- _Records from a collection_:
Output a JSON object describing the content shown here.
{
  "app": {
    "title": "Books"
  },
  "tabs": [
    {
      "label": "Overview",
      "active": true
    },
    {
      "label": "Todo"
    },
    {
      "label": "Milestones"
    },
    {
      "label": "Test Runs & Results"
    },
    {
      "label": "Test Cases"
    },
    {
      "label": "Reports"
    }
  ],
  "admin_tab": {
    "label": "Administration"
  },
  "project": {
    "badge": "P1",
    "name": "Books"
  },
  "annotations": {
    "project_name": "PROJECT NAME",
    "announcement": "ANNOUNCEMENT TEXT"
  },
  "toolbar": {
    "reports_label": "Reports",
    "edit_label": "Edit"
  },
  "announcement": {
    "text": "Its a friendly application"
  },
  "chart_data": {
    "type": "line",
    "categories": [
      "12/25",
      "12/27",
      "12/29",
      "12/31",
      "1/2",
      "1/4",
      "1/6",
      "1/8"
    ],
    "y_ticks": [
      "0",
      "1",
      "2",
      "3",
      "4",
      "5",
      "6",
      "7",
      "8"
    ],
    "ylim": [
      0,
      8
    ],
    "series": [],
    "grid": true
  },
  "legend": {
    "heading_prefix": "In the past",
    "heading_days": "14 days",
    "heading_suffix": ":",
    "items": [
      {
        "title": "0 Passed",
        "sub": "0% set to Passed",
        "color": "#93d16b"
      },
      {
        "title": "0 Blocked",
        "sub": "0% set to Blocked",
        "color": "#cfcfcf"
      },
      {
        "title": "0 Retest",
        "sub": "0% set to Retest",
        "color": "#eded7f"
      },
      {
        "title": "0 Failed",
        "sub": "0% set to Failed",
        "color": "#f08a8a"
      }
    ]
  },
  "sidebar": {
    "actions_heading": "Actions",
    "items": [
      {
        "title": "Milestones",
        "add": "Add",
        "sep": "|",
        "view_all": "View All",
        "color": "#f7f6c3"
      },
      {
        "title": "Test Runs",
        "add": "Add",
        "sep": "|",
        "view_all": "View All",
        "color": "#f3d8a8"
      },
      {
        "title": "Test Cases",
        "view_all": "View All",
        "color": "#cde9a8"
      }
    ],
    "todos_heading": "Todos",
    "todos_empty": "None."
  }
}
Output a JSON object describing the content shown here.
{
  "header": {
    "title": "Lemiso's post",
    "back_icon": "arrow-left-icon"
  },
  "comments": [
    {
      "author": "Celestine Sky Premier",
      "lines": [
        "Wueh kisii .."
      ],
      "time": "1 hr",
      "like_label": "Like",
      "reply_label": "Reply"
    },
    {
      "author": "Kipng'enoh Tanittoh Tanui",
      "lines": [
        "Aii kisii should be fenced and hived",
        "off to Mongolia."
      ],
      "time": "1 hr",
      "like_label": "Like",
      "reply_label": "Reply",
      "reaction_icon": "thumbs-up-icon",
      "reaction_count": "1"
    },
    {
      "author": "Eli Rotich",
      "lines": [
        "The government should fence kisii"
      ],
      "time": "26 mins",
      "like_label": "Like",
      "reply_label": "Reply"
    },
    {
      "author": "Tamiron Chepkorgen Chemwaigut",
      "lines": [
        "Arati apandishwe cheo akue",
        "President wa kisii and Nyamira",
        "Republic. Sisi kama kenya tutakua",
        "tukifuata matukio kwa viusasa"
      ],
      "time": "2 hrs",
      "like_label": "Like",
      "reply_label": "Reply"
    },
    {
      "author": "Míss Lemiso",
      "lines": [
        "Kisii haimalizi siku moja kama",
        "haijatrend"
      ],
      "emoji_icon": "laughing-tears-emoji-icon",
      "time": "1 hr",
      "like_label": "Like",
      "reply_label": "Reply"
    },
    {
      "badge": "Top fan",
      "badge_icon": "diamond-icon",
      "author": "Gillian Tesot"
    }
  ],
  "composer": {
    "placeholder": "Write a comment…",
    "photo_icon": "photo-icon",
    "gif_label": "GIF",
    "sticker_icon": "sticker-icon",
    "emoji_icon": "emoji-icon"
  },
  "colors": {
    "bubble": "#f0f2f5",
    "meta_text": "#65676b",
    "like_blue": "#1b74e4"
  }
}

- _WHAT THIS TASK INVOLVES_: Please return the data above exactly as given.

- _EXPECTED OUTPUT_:
Output a JSON object describing the content shown here.
{
  "app": {
    "title": "Books"
  },
  "tabs": [
    {
      "label": "Overview",
      "active": true
    },
    {
      "label": "Todo"
    },
    {
      "label": "Milestones"
    },
    {
      "label": "Test Runs & Results"
    },
    {
      "label": "Test Cases"
    },
    {
      "label": "Reports"
    }
  ],
  "admin_tab": {
    "label": "Administration"
  },
  "project": {
    "badge": "P1",
    "name": "Books"
  },
  "annotations": {
    "project_name": "PROJECT NAME",
    "announcement": "ANNOUNCEMENT TEXT"
  },
  "toolbar": {
    "reports_label": "Reports",
    "edit_label": "Edit"
  },
  "announcement": {
    "text": "Its a friendly application"
  },
  "chart_data": {
    "type": "line",
    "categories": [
      "12/25",
      "12/27",
      "12/29",
      "12/31",
      "1/2",
      "1/4",
      "1/6",
      "1/8"
    ],
    "y_ticks": [
      "0",
      "1",
      "2",
      "3",
      "4",
      "5",
      "6",
      "7",
      "8"
    ],
    "ylim": [
      0,
      8
    ],
    "series": [],
    "grid": true
  },
  "legend": {
    "heading_prefix": "In the past",
    "heading_days": "14 days",
    "heading_suffix": ":",
    "items": [
      {
        "title": "0 Passed",
        "sub": "0% set to Passed",
        "color": "#93d16b"
      },
      {
        "title": "0 Blocked",
        "sub": "0% set to Blocked",
        "color": "#cfcfcf"
      },
      {
        "title": "0 Retest",
        "sub": "0% set to Retest",
        "color": "#eded7f"
      },
      {
        "title": "0 Failed",
        "sub": "0% set to Failed",
        "color": "#f08a8a"
      }
    ]
  },
  "sidebar": {
    "actions_heading": "Actions",
    "items": [
      {
        "title": "Milestones",
        "add": "Add",
        "sep": "|",
        "view_all": "View All",
        "color": "#f7f6c3"
      },
      {
        "title": "Test Runs",
        "add": "Add",
        "sep": "|",
        "view_all": "View All",
        "color": "#f3d8a8"
      },
      {
        "title": "Test Cases",
        "view_all": "View All",
        "color": "#cde9a8"
      }
    ],
    "todos_heading": "Todos",
    "todos_empty": "None."
  }
}
Output a JSON object describing the content shown here.
{
  "header": {
    "title": "Lemiso's post",
    "back_icon": "arrow-left-icon"
  },
  "comments": [
    {
      "author": "Celestine Sky Premier",
      "lines": [
        "Wueh kisii .."
      ],
      "time": "1 hr",
      "like_label": "Like",
      "reply_label": "Reply"
    },
    {
      "author": "Kipng'enoh Tanittoh Tanui",
      "lines": [
        "Aii kisii should be fenced and hived",
        "off to Mongolia."
      ],
      "time": "1 hr",
      "like_label": "Like",
      "reply_label": "Reply",
      "reaction_icon": "thumbs-up-icon",
      "reaction_count": "1"
    },
    {
      "author": "Eli Rotich",
      "lines": [
        "The government should fence kisii"
      ],
      "time": "26 mins",
      "like_label": "Like",
      "reply_label": "Reply"
    },
    {
      "author": "Tamiron Chepkorgen Chemwaigut",
      "lines": [
        "Arati apandishwe cheo akue",
        "President wa kisii and Nyamira",
        "Republic. Sisi kama kenya tutakua",
        "tukifuata matukio kwa viusasa"
      ],
      "time": "2 hrs",
      "like_label": "Like",
      "reply_label": "Reply"
    },
    {
      "author": "Míss Lemiso",
      "lines": [
        "Kisii haimalizi siku moja kama",
        "haijatrend"
      ],
      "emoji_icon": "laughing-tears-emoji-icon",
      "time": "1 hr",
      "like_label": "Like",
      "reply_label": "Reply"
    },
    {
      "badge": "Top fan",
      "badge_icon": "diamond-icon",
      "author": "Gillian Tesot"
    }
  ],
  "composer": {
    "placeholder": "Write a comment…",
    "photo_icon": "photo-icon",
    "gif_label": "GIF",
    "sticker_icon": "sticker-icon",
    "emoji_icon": "emoji-icon"
  },
  "colors": {
    "bubble": "#f0f2f5",
    "meta_text": "#65676b",
    "like_blue": "#1b74e4"
  }
}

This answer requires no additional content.